(Aim of the exercise)
Please return every line of the records below that holds the word "Miles".
**** Materials provided
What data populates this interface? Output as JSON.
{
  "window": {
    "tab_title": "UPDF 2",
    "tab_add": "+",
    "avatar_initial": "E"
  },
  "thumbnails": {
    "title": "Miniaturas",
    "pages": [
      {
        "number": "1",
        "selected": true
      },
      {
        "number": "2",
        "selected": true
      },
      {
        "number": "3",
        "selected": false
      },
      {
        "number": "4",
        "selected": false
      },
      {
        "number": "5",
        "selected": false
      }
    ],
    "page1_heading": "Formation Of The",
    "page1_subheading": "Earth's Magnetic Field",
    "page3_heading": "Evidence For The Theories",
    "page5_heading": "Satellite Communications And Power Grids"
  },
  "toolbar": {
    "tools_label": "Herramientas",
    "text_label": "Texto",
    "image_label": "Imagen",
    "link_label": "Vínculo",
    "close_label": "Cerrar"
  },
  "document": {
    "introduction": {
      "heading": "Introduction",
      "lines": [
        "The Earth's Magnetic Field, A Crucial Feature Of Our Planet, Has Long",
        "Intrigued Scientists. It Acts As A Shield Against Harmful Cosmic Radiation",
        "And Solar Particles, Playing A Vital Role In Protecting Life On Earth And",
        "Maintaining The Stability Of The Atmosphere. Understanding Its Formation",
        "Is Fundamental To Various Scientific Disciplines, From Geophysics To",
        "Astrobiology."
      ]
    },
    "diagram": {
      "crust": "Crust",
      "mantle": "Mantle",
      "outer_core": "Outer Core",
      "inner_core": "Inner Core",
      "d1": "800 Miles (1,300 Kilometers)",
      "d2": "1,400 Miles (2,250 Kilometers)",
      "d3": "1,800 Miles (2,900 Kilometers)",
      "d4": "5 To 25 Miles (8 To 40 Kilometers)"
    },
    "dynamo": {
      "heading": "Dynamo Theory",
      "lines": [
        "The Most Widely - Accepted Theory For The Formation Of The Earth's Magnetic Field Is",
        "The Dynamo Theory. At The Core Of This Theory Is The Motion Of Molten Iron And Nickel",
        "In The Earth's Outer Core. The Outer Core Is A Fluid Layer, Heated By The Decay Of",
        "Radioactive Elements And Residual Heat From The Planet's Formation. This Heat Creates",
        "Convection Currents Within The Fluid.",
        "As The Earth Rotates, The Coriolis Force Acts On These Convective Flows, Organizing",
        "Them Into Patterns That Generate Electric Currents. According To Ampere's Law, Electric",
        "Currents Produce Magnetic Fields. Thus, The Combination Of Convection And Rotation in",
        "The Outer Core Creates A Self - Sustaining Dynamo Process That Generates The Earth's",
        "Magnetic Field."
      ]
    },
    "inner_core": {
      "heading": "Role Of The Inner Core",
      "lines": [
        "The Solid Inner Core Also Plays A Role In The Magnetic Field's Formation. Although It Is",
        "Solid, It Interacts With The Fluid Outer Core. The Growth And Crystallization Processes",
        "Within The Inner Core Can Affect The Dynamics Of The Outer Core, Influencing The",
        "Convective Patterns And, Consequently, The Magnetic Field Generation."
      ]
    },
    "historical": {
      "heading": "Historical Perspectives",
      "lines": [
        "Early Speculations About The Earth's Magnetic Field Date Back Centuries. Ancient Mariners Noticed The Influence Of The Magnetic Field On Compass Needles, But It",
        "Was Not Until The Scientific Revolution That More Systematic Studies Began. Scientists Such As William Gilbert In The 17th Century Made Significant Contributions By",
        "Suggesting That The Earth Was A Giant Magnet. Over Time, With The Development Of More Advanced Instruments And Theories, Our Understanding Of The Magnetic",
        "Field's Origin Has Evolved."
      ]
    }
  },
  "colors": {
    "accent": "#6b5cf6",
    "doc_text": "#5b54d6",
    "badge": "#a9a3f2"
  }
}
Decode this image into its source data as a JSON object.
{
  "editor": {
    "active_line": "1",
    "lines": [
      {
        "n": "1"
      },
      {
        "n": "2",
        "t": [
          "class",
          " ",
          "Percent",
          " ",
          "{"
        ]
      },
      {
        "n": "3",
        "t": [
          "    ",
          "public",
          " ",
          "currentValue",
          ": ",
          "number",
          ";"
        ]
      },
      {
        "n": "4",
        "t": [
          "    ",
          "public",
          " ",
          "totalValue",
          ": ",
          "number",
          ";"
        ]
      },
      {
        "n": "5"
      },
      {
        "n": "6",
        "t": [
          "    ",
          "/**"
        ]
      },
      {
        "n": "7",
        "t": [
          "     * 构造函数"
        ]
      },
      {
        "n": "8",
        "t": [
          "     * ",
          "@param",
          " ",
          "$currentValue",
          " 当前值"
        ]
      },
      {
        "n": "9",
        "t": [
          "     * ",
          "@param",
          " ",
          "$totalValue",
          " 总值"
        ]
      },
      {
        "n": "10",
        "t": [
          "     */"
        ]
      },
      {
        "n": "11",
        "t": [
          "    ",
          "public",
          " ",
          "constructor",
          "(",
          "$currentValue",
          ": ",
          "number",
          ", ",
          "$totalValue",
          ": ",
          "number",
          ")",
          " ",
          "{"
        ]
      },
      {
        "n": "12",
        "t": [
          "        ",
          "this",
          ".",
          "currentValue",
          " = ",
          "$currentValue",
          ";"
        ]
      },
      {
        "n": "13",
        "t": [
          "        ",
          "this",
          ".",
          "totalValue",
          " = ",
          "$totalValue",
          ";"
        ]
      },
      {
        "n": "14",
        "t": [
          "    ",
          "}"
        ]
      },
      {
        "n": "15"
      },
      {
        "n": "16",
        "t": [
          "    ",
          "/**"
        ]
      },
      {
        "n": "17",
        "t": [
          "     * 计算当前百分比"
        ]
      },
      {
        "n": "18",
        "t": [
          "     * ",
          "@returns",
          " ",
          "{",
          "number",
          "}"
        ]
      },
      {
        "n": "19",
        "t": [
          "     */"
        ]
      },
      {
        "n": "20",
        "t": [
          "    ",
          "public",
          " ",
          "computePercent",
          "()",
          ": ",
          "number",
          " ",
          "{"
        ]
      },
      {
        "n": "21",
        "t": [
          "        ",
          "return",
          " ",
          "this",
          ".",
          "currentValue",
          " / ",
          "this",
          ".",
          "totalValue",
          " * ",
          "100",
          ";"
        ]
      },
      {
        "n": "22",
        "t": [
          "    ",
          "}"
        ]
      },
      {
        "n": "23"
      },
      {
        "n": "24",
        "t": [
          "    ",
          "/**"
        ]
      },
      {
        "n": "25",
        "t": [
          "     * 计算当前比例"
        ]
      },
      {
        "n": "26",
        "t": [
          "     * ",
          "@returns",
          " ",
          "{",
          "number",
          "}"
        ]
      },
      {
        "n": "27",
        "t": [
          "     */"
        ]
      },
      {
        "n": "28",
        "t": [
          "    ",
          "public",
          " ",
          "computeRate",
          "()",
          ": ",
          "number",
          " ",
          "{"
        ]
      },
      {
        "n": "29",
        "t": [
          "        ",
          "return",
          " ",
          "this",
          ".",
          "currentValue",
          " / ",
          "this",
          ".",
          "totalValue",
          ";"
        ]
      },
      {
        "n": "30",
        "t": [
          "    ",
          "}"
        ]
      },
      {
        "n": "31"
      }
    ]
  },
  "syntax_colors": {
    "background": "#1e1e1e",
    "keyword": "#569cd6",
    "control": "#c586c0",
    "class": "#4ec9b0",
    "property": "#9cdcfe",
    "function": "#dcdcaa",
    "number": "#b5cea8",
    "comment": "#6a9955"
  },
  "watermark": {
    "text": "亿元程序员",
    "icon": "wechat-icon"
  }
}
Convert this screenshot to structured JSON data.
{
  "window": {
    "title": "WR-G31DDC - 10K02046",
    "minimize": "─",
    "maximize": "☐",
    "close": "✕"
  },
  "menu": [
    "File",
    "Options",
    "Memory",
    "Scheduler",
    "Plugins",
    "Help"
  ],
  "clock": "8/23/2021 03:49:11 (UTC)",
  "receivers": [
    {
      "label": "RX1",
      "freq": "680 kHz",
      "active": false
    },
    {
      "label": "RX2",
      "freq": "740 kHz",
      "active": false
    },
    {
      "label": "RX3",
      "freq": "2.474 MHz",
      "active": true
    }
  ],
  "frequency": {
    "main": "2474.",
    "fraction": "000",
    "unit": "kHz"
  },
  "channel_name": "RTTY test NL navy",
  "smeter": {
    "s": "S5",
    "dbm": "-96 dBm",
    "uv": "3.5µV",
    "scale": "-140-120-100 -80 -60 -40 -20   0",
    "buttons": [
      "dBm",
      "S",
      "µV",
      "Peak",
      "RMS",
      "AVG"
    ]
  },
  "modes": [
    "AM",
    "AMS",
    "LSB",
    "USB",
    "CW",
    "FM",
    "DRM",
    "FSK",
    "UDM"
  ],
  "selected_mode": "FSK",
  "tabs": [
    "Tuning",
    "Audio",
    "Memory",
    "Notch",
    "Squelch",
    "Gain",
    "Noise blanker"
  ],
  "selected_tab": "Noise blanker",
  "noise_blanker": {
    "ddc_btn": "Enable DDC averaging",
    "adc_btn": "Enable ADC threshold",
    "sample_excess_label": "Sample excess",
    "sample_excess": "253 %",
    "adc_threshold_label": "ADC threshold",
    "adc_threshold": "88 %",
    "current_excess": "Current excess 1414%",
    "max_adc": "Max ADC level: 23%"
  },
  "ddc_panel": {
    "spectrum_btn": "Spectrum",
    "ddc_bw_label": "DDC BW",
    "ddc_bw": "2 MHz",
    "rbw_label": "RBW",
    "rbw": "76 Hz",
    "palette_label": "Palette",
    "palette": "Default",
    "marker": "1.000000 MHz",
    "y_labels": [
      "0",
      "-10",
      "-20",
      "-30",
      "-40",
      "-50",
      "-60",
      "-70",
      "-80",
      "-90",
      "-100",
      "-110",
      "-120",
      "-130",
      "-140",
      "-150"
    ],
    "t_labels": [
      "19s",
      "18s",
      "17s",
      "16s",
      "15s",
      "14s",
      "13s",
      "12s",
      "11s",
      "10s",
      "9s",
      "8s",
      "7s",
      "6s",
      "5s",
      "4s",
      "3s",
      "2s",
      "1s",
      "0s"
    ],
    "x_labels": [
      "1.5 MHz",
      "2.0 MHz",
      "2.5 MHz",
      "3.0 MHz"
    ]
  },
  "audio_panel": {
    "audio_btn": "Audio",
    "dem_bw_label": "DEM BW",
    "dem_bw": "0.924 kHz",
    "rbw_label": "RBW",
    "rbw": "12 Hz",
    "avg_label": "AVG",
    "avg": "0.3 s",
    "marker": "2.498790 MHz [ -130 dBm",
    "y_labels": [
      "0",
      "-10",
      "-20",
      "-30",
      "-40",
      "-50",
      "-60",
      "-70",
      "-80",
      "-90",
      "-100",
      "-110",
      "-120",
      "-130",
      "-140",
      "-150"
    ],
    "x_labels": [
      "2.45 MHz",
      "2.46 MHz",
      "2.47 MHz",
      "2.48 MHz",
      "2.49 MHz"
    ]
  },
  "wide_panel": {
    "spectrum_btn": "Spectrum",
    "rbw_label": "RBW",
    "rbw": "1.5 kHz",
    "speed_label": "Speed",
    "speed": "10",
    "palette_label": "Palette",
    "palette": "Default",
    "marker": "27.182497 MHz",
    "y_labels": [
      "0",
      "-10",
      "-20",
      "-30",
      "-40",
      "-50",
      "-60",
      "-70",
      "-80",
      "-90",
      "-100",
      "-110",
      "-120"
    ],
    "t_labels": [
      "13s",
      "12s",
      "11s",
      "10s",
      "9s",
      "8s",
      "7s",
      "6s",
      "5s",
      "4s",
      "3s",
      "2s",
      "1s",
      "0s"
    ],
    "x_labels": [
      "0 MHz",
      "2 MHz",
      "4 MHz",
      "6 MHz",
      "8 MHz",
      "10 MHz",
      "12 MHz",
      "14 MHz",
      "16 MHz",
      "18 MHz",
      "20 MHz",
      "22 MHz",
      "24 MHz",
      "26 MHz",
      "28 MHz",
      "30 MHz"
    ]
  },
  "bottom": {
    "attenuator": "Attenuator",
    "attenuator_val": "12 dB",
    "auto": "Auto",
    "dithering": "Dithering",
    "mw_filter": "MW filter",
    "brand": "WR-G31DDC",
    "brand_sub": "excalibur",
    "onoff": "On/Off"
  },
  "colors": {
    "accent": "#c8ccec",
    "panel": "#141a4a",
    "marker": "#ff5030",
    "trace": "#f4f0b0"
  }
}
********
(Final answer)
      "d1": "800 Miles (1,300 Kilometers)",
      "d2": "1,400 Miles (2,250 Kilometers)",
      "d3": "1,800 Miles (2,900 Kilometers)",
      "d4": "5 To 25 Miles (8 To 40 Kilometers)"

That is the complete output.